▸ Task to carry out:
Find each line in the records below that contains the word "highlight", and copy it out.

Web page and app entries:
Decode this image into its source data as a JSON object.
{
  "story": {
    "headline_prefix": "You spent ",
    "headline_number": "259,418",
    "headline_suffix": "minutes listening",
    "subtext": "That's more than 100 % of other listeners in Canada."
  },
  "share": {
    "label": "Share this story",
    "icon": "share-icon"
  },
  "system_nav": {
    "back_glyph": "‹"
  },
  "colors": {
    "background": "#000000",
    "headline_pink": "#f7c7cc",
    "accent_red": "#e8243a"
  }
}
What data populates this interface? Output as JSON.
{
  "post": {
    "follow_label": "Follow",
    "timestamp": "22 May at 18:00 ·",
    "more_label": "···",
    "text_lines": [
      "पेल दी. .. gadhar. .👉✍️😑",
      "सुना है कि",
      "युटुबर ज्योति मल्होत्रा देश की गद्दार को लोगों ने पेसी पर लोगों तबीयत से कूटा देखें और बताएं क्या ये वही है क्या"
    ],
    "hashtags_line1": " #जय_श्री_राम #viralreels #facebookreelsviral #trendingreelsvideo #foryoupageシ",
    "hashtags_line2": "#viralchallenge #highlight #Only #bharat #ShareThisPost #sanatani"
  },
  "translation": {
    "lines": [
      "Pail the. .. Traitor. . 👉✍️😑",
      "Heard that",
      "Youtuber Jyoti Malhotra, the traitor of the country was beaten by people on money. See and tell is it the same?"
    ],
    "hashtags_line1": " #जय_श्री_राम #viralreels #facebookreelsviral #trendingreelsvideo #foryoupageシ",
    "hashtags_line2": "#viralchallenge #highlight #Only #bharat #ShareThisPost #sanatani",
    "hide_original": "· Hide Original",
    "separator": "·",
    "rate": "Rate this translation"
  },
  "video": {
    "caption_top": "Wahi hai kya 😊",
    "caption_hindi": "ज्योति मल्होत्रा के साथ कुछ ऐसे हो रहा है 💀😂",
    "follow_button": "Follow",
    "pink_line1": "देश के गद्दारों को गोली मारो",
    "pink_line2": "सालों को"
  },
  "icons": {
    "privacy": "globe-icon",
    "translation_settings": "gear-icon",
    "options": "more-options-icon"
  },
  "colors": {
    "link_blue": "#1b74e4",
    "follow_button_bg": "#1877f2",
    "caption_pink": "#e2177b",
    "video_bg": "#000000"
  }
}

▸ Task result:
    "hashtags_line2": "#viralchallenge #highlight #Only #bharat #ShareThisPost #sanatani"
    "hashtags_line2": "#viralchallenge #highlight #Only #bharat #ShareThisPost #sanatani",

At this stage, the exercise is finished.